These Cincinnati State graduates may soon develop the next food craze
Have you ever wondered who perfects new recipes for things like protein drinks, salad dressing, plant-based meatballs, candy and ice cream? And how they did it?
It starts with kitchen know-how and a background in science. Cincinnati State Technical and Community College has a new Bachelor of Applied Science in Culinary and Food Science and four of the 10 recent graduates talked to WVXU about what they learned and the food they're developing now for local companies like Perfetti Van Melle, Sugar Creek, and Archer Daniels Midland.
Nicole Hatfield now works in West Chester for Sugar Creek in a test kitchen. She thinks back to what she learned at Cincinnati State.
"You hit the ground running from Day One. So, you immediately make that jump from the kitchen to a lab setting and we are immediately making new products like gravies, salad dressings and ice creams," she says.
New food science degree at Cincinnati State
The Culinary and Food Science Lab at Cincinnati State is quiet now because classes in the new Bachelor of Applied Science program don't resume again until the fall. Program Chair Grace Yek shows off the stoves, the sinks and the counters. This is what you would see in a normal commercial kitchen.
Yek points to the other side of the room with beakers, flasks, a high precision scale, a magnetic stirrer, and immersion blender. "Then we have this side of the room where we get a little bit more science-y," she says.
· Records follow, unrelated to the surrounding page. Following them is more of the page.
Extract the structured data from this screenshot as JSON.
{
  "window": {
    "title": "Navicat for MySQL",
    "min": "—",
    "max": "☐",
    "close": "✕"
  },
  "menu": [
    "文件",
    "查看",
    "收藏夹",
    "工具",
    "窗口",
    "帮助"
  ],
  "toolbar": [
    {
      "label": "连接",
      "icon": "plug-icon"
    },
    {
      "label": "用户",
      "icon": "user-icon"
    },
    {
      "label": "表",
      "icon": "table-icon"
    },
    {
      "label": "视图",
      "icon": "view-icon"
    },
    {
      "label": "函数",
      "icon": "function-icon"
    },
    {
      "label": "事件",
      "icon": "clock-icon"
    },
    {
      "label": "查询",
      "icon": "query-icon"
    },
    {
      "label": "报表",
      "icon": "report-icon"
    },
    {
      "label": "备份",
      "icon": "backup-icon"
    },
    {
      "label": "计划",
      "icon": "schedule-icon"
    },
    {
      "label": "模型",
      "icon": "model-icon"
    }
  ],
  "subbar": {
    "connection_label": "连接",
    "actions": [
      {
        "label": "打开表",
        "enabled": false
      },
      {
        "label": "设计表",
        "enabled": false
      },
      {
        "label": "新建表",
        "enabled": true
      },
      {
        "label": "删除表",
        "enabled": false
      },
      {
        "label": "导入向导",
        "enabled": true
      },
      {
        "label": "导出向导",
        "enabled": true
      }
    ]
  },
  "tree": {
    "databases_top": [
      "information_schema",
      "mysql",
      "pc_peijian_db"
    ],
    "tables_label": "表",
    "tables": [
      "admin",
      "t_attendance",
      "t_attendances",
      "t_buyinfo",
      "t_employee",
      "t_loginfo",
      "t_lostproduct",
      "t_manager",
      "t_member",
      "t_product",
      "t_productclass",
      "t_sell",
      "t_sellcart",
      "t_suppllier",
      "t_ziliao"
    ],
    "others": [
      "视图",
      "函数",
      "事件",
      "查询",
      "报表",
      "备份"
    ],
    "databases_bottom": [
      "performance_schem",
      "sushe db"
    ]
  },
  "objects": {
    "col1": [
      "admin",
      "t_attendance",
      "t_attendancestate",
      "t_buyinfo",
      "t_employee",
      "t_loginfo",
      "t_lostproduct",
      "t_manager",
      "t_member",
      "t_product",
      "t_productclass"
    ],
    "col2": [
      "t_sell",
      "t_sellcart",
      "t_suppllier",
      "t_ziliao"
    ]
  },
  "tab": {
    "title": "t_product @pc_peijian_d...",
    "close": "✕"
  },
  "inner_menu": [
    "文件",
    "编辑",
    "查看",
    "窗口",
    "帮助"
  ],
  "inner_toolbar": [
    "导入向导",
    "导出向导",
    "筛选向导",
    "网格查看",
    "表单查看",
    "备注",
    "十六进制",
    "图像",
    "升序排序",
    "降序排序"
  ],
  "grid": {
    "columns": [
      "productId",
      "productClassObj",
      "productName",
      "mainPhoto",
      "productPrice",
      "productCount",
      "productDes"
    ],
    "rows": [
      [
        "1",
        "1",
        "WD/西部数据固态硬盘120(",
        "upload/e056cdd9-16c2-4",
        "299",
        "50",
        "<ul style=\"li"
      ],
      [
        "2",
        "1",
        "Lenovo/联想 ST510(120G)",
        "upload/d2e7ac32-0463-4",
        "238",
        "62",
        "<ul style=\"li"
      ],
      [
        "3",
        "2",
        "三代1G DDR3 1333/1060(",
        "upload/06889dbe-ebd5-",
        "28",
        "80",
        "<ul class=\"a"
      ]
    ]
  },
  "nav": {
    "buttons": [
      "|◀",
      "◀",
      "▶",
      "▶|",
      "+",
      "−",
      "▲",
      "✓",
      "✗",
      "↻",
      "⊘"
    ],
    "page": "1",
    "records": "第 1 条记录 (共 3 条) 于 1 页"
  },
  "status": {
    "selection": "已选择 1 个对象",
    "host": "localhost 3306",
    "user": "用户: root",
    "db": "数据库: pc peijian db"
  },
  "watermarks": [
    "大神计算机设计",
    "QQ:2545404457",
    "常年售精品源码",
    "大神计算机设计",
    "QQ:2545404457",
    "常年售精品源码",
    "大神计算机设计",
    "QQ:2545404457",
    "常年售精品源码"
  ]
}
Science-y, because this degree is for future food developers, flavor specialists and more. Students can put their cooking, math, science and engineering skills to use.
It didn't take long for graduate Alicia Manley to get a job in product development at Archer Daniels Midland in Erlanger, Ky. She is working with plant-based foods. "They give me a formula and I put them together. Maybe meatballs, maybe hamburgers, maybe nuggets. And recently I've been doing work with nutrition drinks."
What’s in my food?
Manley and others also learned about technical ingredients while at Cincinnati State. That's all the stuff on the back of the label.
Flour salt is on the shelf. It's used in seasoning blends. Nearby are buffers to lower the pH. In product development it's all about formulation and the ability to repeat the recipe exactly no matter who is making it. A lower pH in food helps prevent it from going bad but it can cause a sour taste. That's where sodium acid sulfate comes in, another ingredient on this shelf.
Ingredients can be complicated to the average consumer. Yek says people are much more discerning now, talking about ultra-processed foods and food safety. She believes the industry needs to do a better job teaching consumers about what's in their food.
"When you hear the word 'chemicals,' that tends to alarm a lot of people, right? We need to educate our consuming public that chemicals can mean a whole lot of things," Yek says. "Salt is sodium chloride, table sugar is sucrose, vinegar is acetic acid and there are all kinds of different acids."
Also on the shelf at Cincinnati State are dozens of flavors. Yek says with this degree you could become a flavor specialist.
Mayra Tafoya is research and development coordinator for candy company Perfetti Van Melle. Tafoya helps develop new flavors and new candy.
"I've always had a soft spot for confectionaries," she says. "That's something I've always wanted to do."
Graduate Matt Schmidt is working as a culinary intern for Sugar Creek. For his Cincinnati State capstone project, he developed a Cincinnati-style chili cheese sausage.
"FC is killing it. The Bengals are killing it. Now the Reds are killing it. So I thought, what if we had a product that represented Cincinnati?" he says. "Its probably most famous food is Cincinnati-style Skyline or Gold Star chili. So, I reversed-engineered Skyline's recipe and made it from there."
He says in order to develop the recipe he had to eat "so much Skyline" every day.
Look for more new foods
Experts say food companies are now getting back to pre-COVID levels in developing new products. They had to pause because of supply chain issues.
What's resonating with food developers this summer? Cozymeal Magazine reports the trends include island flavors, spicy bakes, new colors and flavors of chocolate, and plant-based chicken.